Effective date: 19960528
Owner name: NORTHERN TELECOM LIMITED, CANADA
Free format text: ASSIGNMENT OF ASSIGNORS INTEREST;ASSIGNOR:BELL-NORTHERN RESEARCH LTD.;REEL/FRAME:008453/0475
Effective date: 19970311
Owner name: BELL-NORTHERN RESEARCH LTD., CANADA
Free format text: ASSIGNMENT OF ASSIGNORS INTEREST;ASSIGNORS:PILLAR, JOHN FRANK;LOEWEN, JONATHAN DAVID;REEL/FRAME:008453/0488
Effective date: 19960528
Dec 23, 1999ASAssignment
Owner name: NORTEL NETWORKS CORPORATION, CANADA
Free format text: CHANGE OF NAME;ASSIGNOR:NORTHERN TELECOM LIMITED;REEL/FRAME:010567/0001
Effective date: 19990429
Aug 30, 2000ASAssignment
Owner name: NORTEL NETWORKS LIMITED, CANADA
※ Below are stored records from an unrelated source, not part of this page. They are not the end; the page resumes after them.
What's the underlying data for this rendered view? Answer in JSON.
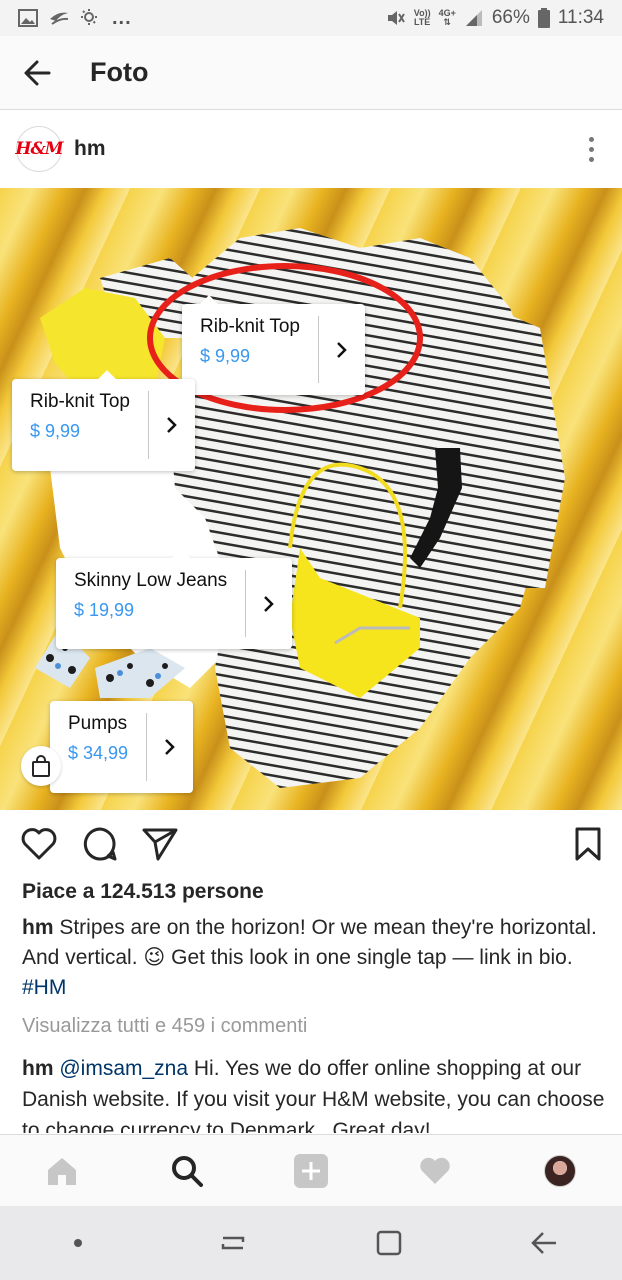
{
  "status_bar": {
    "battery": "66%",
    "time": "11:34",
    "volte": "Vo))",
    "lte": "LTE",
    "network": "4G+"
  },
  "app_bar": {
    "title": "Foto"
  },
  "post": {
    "username": "hm",
    "avatar_text": "H&M"
  },
  "tags": [
    {
      "name": "Rib-knit Top",
      "price": "$ 9,99"
    },
    {
      "name": "Rib-knit Top",
      "price": "$ 9,99"
    },
    {
      "name": "Skinny Low Jeans",
      "price": "$ 19,99"
    },
    {
      "name": "Pumps",
      "price": "$ 34,99"
    }
  ],
  "likes_text": "Piace a 124.513 persone",
  "caption": {
    "username": "hm",
    "text": "Stripes are on the horizon! Or we mean they're horizontal. And vertical. 😉 Get this look in one single tap — link in bio.",
    "hashtag": "#HM"
  },
  "view_all_comments": "Visualizza tutti e 459 i commenti",
  "comment": {
    "username": "hm",
    "mention": "@imsam_zna",
    "text": "Hi. Yes we do offer online shopping at our Danish website. If you visit your H&M website, you can choose to change currency to Denmark . Great day!"
  },
  "icons": {
    "back": "arrow-left-icon",
    "more": "more-vertical-icon",
    "like": "heart-icon",
    "comment": "comment-icon",
    "share": "paper-plane-icon",
    "save": "bookmark-icon",
    "shop": "shopping-bag-icon",
    "home": "home-icon",
    "search": "search-icon",
    "add": "add-icon",
    "activity": "heart-icon",
    "profile": "profile-avatar"
  },
  "colors": {
    "link": "#003569",
    "price": "#3897f0",
    "highlight_circle": "#e8201a"
  }
}
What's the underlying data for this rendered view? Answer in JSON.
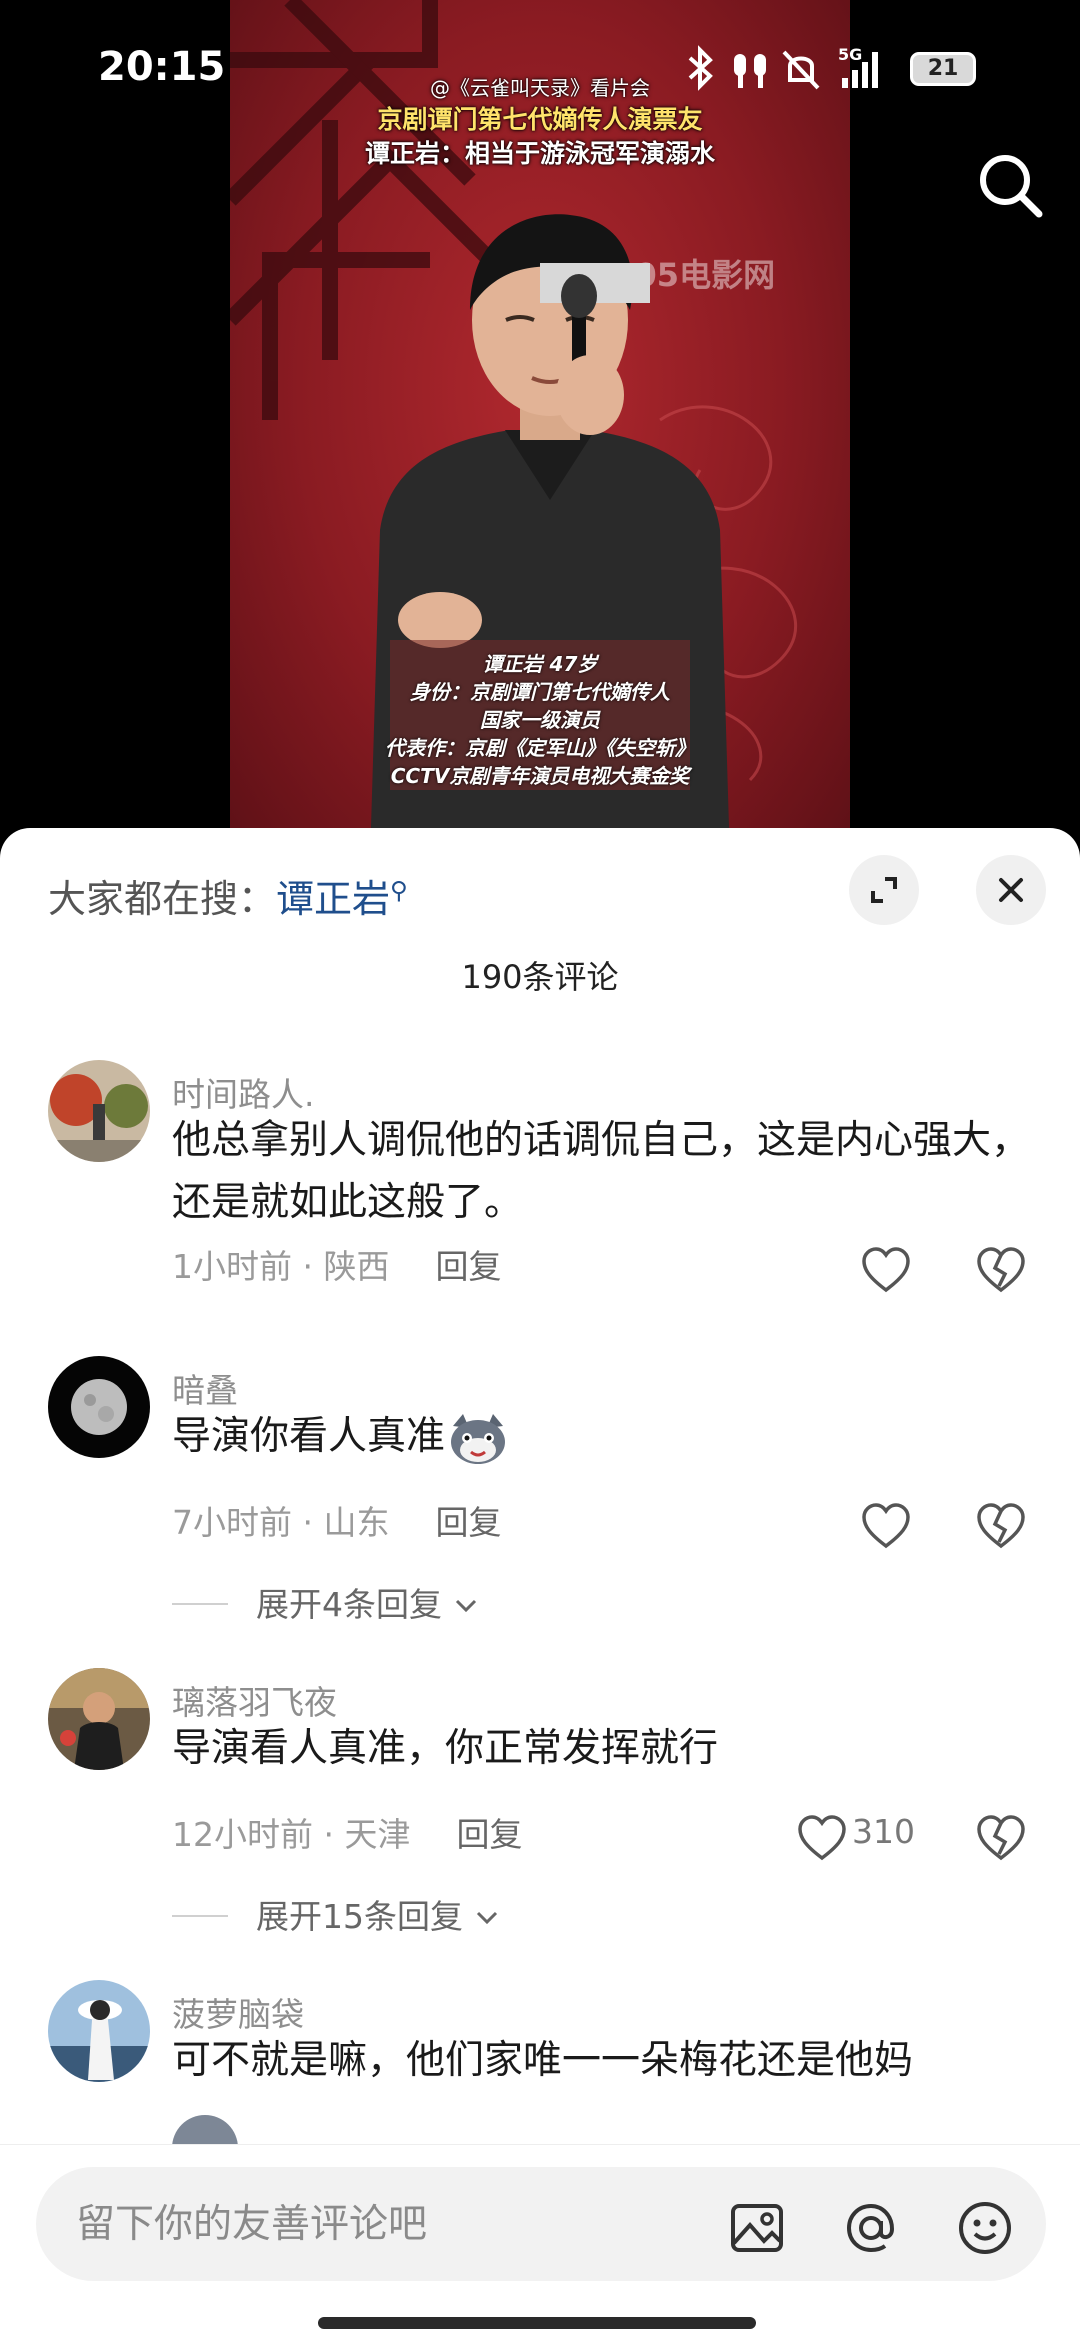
{
  "status_bar": {
    "time": "20:15",
    "battery": "21",
    "network": "5G"
  },
  "video": {
    "credit": "@《云雀叫天录》看片会",
    "title_line1": "京剧谭门第七代嫡传人演票友",
    "title_line2": "谭正岩：相当于游泳冠军演溺水",
    "watermark": "1905电影网",
    "info_lines": [
      "谭正岩 47岁",
      "身份：京剧谭门第七代嫡传人",
      "国家一级演员",
      "代表作：京剧《定军山》《失空斩》",
      "CCTV京剧青年演员电视大赛金奖"
    ]
  },
  "panel": {
    "hot_search_label": "大家都在搜：",
    "hot_search_keyword": "谭正岩",
    "comment_count": "190条评论"
  },
  "comments": [
    {
      "name": "时间路人.",
      "text": "他总拿别人调侃他的话调侃自己，这是内心强大，还是就如此这般了。",
      "meta": "1小时前 · 陕西",
      "reply": "回复",
      "likes": ""
    },
    {
      "name": "暗叠",
      "text": "导演你看人真准",
      "meta": "7小时前 · 山东",
      "reply": "回复",
      "likes": "",
      "expand": "展开4条回复"
    },
    {
      "name": "璃落羽飞夜",
      "text": "导演看人真准，你正常发挥就行",
      "meta": "12小时前 · 天津",
      "reply": "回复",
      "likes": "310",
      "expand": "展开15条回复"
    },
    {
      "name": "菠萝脑袋",
      "text": "可不就是嘛，他们家唯一一朵梅花还是他妈"
    }
  ],
  "input": {
    "placeholder": "留下你的友善评论吧"
  },
  "icons": {
    "search": "search-icon",
    "expand": "expand-icon",
    "close": "close-icon",
    "like": "heart-icon",
    "dislike": "broken-heart-icon",
    "image": "image-icon",
    "mention": "at-icon",
    "emoji": "emoji-icon"
  }
}
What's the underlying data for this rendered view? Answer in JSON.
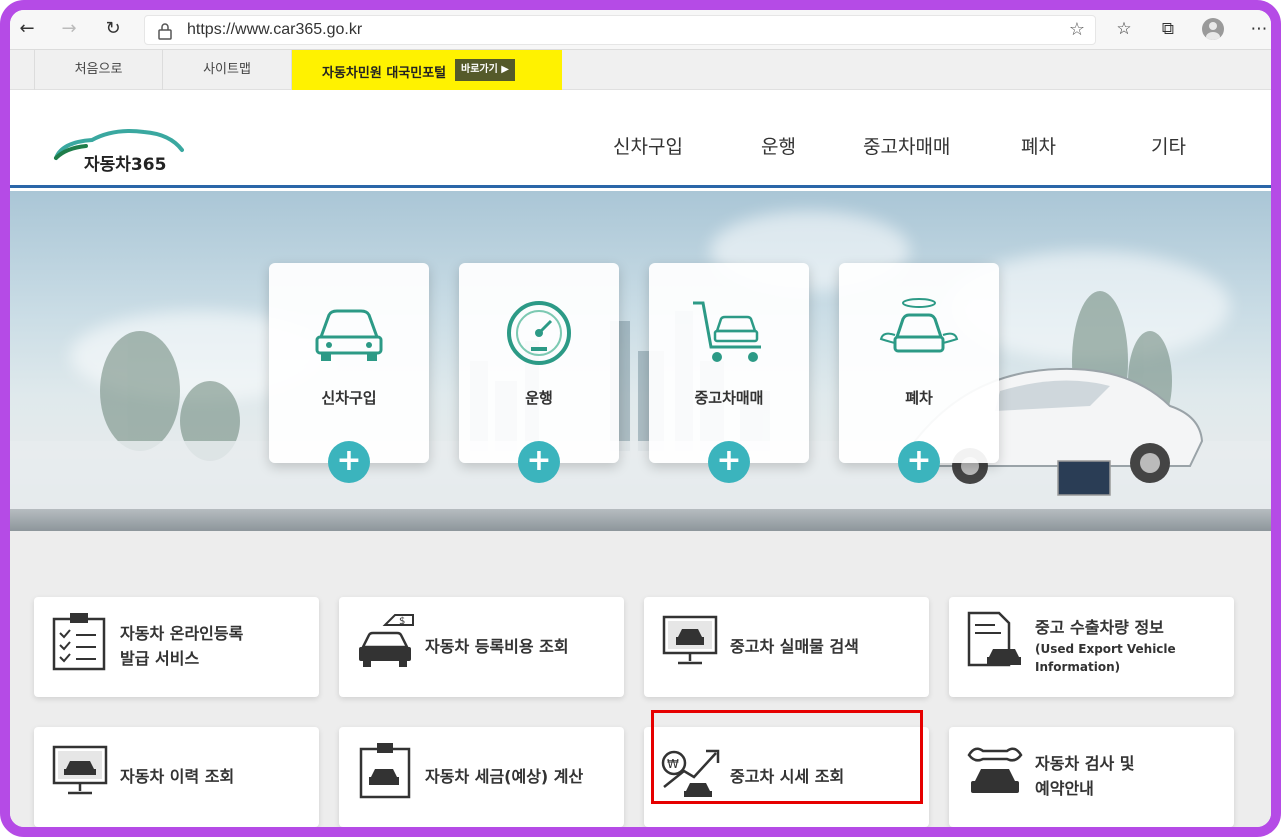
{
  "browser": {
    "url": "https://www.car365.go.kr"
  },
  "util": {
    "home": "처음으로",
    "sitemap": "사이트맵",
    "portal": "자동차민원 대국민포털",
    "go": "바로가기 ▶"
  },
  "header": {
    "logo": "자동차365",
    "nav": [
      "신차구입",
      "운행",
      "중고차매매",
      "폐차",
      "기타"
    ]
  },
  "hero_cards": [
    {
      "label": "신차구입"
    },
    {
      "label": "운행"
    },
    {
      "label": "중고차매매"
    },
    {
      "label": "폐차"
    }
  ],
  "services": [
    {
      "line1": "자동차 온라인등록",
      "line2": "발급 서비스"
    },
    {
      "line1": "자동차 등록비용 조회"
    },
    {
      "line1": "중고차 실매물 검색"
    },
    {
      "line1": "중고 수출차량 정보",
      "sub1": "(Used Export Vehicle",
      "sub2": "Information)"
    },
    {
      "line1": "자동차 이력 조회"
    },
    {
      "line1": "자동차 세금(예상) 계산"
    },
    {
      "line1": "중고차 시세 조회"
    },
    {
      "line1": "자동차 검사 및",
      "line2": "예약안내"
    }
  ],
  "colors": {
    "frame": "#b54be6",
    "accent_teal": "#3bb4bd",
    "portal_yellow": "#fff200",
    "header_line": "#2a66a8",
    "highlight": "#e60000"
  }
}
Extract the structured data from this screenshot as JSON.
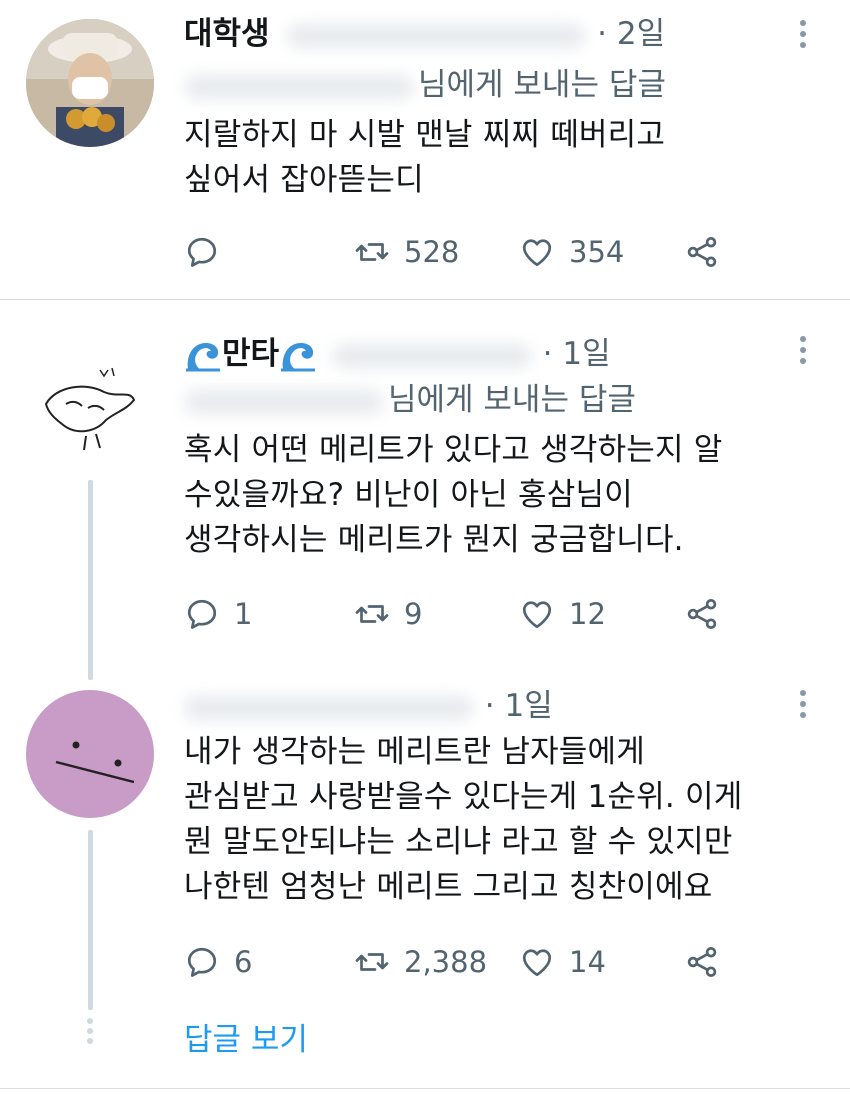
{
  "tweets": [
    {
      "name": "대학생",
      "time": "· 2일",
      "reply_to": "님에게 보내는 답글",
      "text": "지랄하지 마 시발 맨날 찌찌 떼버리고\n싶어서 잡아뜯는디",
      "replies": "",
      "retweets": "528",
      "likes": "354"
    },
    {
      "name": "만타",
      "time": "· 1일",
      "reply_to": "님에게 보내는 답글",
      "text": "혹시 어떤 메리트가 있다고 생각하는지 알\n수있을까요? 비난이 아닌 홍삼님이\n생각하시는 메리트가 뭔지 궁금합니다.",
      "replies": "1",
      "retweets": "9",
      "likes": "12"
    },
    {
      "name": "",
      "time": "· 1일",
      "text": "내가 생각하는 메리트란 남자들에게\n관심받고 사랑받을수 있다는게 1순위. 이게\n뭔 말도안되냐는 소리냐 라고 할 수 있지만\n나한텐 엄청난 메리트 그리고 칭찬이에요",
      "replies": "6",
      "retweets": "2,388",
      "likes": "14"
    }
  ],
  "view_replies_label": "답글 보기",
  "colors": {
    "accent": "#1d9bf0",
    "secondary_text": "#536471",
    "avatar3_bg": "#c99bc7"
  },
  "icons": [
    "reply-icon",
    "retweet-icon",
    "like-icon",
    "share-icon",
    "more-icon",
    "wave-emoji-icon"
  ]
}
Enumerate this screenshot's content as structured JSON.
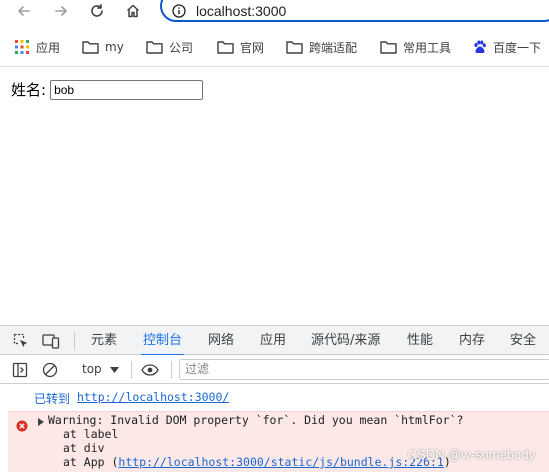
{
  "browser": {
    "url": "localhost:3000",
    "icons": [
      "back-icon",
      "forward-icon",
      "reload-icon",
      "home-icon",
      "info-icon"
    ]
  },
  "bookmarks": [
    {
      "label": "应用",
      "icon": "apps-grid-icon"
    },
    {
      "label": "my",
      "icon": "folder-icon"
    },
    {
      "label": "公司",
      "icon": "folder-icon"
    },
    {
      "label": "官网",
      "icon": "folder-icon"
    },
    {
      "label": "跨端适配",
      "icon": "folder-icon"
    },
    {
      "label": "常用工具",
      "icon": "folder-icon"
    },
    {
      "label": "百度一下",
      "icon": "baidu-paw-icon"
    }
  ],
  "page": {
    "name_label": "姓名:",
    "name_value": "bob"
  },
  "devtools": {
    "tabs": [
      "元素",
      "控制台",
      "网络",
      "应用",
      "源代码/来源",
      "性能",
      "内存",
      "安全"
    ],
    "active_tab": "控制台",
    "context": "top",
    "filter_placeholder": "过滤",
    "console": {
      "nav_label": "已转到",
      "nav_url": "http://localhost:3000/",
      "warning_text": "Warning: Invalid DOM property `for`. Did you mean `htmlFor`?",
      "stack": [
        "at label",
        "at div"
      ],
      "app_prefix": "at App (",
      "app_link": "http://localhost:3000/static/js/bundle.js:226:1",
      "app_suffix": ")"
    }
  },
  "watermark": "CSDN @w-somebody",
  "colors": {
    "accent": "#1a73e8",
    "omnibox_border": "#0b57d0",
    "error_bg": "#fce8e6",
    "error_red": "#d93025"
  }
}
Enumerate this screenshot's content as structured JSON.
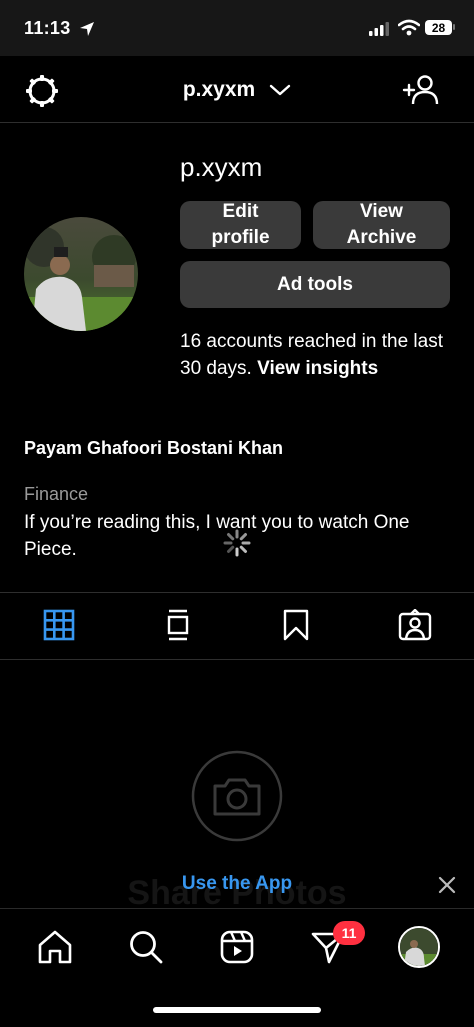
{
  "status_bar": {
    "time": "11:13",
    "battery": "28"
  },
  "header": {
    "username": "p.xyxm"
  },
  "profile": {
    "username": "p.xyxm",
    "edit_profile_label": "Edit\nprofile",
    "view_archive_label": "View\nArchive",
    "ad_tools_label": "Ad tools",
    "reach_text": "16 accounts reached in the last 30 days.",
    "view_insights_label": "View insights",
    "full_name": "Payam Ghafoori Bostani Khan",
    "category": "Finance",
    "bio": "If you’re reading this, I want you to watch One Piece."
  },
  "empty_state": {
    "ghost_text": "Share Photos"
  },
  "app_banner": {
    "label": "Use the App"
  },
  "bottom_nav": {
    "messages_badge": "11"
  },
  "colors": {
    "accent": "#3897f0",
    "badge": "#ff3040",
    "button_bg": "#3a3a3a"
  }
}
Free format text: CHANGE OF NAME;ASSIGNOR:NORTEL NETWORKS CORPORATION;REEL/FRAME:011195/0706
Effective date: 20000830
Owner name: NORTEL NETWORKS LIMITED,CANADA
Free format text: CHANGE OF NAME;ASSIGNOR:NORTEL NETWORKS CORPORATION;REEL/FRAME:011195/0706
Effective date: 20000830
Feb 11, 2002FPAYFee payment
Year of fee payment: 4
May 10, 2006REMIMaintenance fee reminder mailed
Oct 20, 2006LAPSLapse for failure to pay maintenance fees
Dec 19, 2006FPExpired due to failure to pay maintenance fee
Effective date: 20061020